Penguin Classics editorial director Elda Rotor, associate publisher Stephen Morrison, and senior director of academic marketing Alan Walker are hosting the show, which features conversations with scholars and other experts. For this week’s episode, “Why We Love Jane Austen,” Rotor interviews Austen scholar Juliette Wells; Walker introduces listeners to the Penguin Classic novel Excellent Women by Barbara Pym; and Morrison reads the opening to Pride and Prejudice.

The next 10 weeks’ worth of episodes include “The Noli: Jose Rizal and the Novel that Sparked the Philippine Revolution,” “A Hero of Our Time: The First Major Russian Novel?,” “Scholem Aleichem: Yiddish Classics by the Creator of Tevye from Fiddler on the Roof,” and “The Birth of Knickerbocker: Washington Irving’s A History of New York.”

“Penguin Classics on Air” is part of Penguin’s “From the Publisher’s Office,” an online network where readers can watch, listen and read content that has been created, recorded and produced by Penguin staff.

Also today, Penguin Group (USA) and Amazon announced the third annual Amazon Breakthrough Novel Award Competition. For the first time, the competition will award two grand prizes: one for general fiction and one for best young adult novel. The 2010 competition will also be open to novels that have been previously self-published. The competition runs from January 25, 2010 and until February 7 at www.amazon.com/abna.

Amazon.com’s v-p of U.S. books Jeff Belle said, “By offering two grand prizes and providing additional opportunities for self-published authors, we’ll be able to support an even larger group of talented authors and their work.”

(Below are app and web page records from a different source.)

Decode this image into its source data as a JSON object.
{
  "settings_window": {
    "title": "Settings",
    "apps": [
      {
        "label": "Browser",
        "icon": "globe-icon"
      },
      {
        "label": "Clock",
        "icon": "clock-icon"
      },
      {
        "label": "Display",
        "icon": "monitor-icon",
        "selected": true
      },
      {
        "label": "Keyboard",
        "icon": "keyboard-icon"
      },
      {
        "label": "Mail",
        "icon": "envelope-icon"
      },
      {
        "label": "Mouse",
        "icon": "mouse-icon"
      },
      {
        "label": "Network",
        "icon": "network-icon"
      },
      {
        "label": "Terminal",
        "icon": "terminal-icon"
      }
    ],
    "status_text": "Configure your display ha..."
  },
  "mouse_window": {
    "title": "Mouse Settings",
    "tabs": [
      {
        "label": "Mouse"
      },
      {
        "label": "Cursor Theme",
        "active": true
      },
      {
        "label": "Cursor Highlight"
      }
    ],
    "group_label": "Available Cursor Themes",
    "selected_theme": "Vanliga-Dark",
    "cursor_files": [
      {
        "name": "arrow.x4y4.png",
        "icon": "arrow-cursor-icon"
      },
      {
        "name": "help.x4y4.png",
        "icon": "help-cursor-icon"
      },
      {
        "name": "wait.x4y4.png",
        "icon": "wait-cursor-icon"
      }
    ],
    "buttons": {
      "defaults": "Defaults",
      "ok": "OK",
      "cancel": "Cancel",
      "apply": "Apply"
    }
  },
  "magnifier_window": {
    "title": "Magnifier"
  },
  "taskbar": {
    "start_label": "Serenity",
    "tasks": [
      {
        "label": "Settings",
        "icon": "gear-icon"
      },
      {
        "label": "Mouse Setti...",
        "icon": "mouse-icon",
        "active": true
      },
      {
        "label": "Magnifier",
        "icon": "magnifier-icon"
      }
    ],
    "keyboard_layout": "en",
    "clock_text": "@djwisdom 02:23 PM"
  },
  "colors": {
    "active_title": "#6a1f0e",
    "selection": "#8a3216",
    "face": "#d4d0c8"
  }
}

As in previous years, PW reviewers will select 50 semi-finalists for each category, and Penguin editors will choose three finalists for each award with winners receiving a publishing contract.